(Data excerpts)
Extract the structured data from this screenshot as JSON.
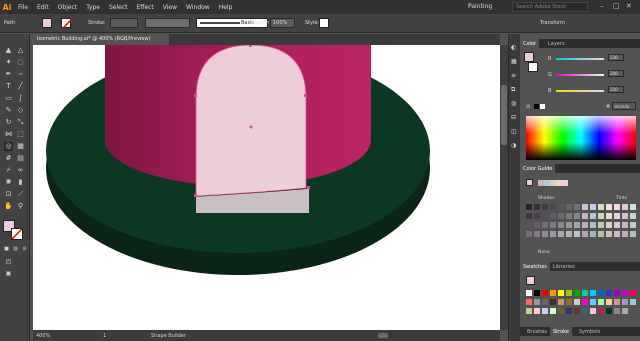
{
  "app": {
    "logo": "Ai",
    "workspace": "Painting",
    "search_placeholder": "Search Adobe Stock"
  },
  "menu": [
    "File",
    "Edit",
    "Object",
    "Type",
    "Select",
    "Effect",
    "View",
    "Window",
    "Help"
  ],
  "control": {
    "selection": "Path",
    "stroke_label": "Stroke:",
    "stroke_value": "",
    "brush": "Basic",
    "opacity_label": "Opacity:",
    "opacity_value": "100%",
    "style_label": "Style:",
    "transform_label": "Transform"
  },
  "document": {
    "tab_title": "Isometric Building.ai* @ 400% (RGB/Preview)"
  },
  "status": {
    "zoom": "400%",
    "page": "1",
    "tool": "Shape Builder"
  },
  "color_panel": {
    "tabs": [
      "Color",
      "Layers"
    ],
    "r": "236",
    "g": "206",
    "b": "220",
    "hex": "ecceda",
    "none": "None"
  },
  "color_guide": {
    "title": "Color Guide",
    "shades": "Shades",
    "tints": "Tints",
    "harmony": "None"
  },
  "swatches": {
    "tabs": [
      "Swatches",
      "Libraries"
    ]
  },
  "bottom_tabs": [
    "Brushes",
    "Stroke",
    "Symbols"
  ],
  "colors": {
    "fill": "#ecceda",
    "magenta": "#b52061",
    "platform": "#0b3822",
    "accent": "#ff9a00"
  }
}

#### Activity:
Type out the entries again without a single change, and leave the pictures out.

#### Problem solution:
Extract the structured data from this screenshot as JSON.
{
  "app": {
    "logo": "Ai",
    "workspace": "Painting",
    "search_placeholder": "Search Adobe Stock"
  },
  "menu": [
    "File",
    "Edit",
    "Object",
    "Type",
    "Select",
    "Effect",
    "View",
    "Window",
    "Help"
  ],
  "control": {
    "selection": "Path",
    "stroke_label": "Stroke:",
    "stroke_value": "",
    "brush": "Basic",
    "opacity_label": "Opacity:",
    "opacity_value": "100%",
    "style_label": "Style:",
    "transform_label": "Transform"
  },
  "document": {
    "tab_title": "Isometric Building.ai* @ 400% (RGB/Preview)"
  },
  "status": {
    "zoom": "400%",
    "page": "1",
    "tool": "Shape Builder"
  },
  "color_panel": {
    "tabs": [
      "Color",
      "Layers"
    ],
    "r": "236",
    "g": "206",
    "b": "220",
    "hex": "ecceda",
    "none": "None"
  },
  "color_guide": {
    "title": "Color Guide",
    "shades": "Shades",
    "tints": "Tints",
    "harmony": "None"
  },
  "swatches": {
    "tabs": [
      "Swatches",
      "Libraries"
    ]
  },
  "bottom_tabs": [
    "Brushes",
    "Stroke",
    "Symbols"
  ],
  "colors": {
    "fill": "#ecceda",
    "magenta": "#b52061",
    "platform": "#0b3822",
    "accent": "#ff9a00"
  }
}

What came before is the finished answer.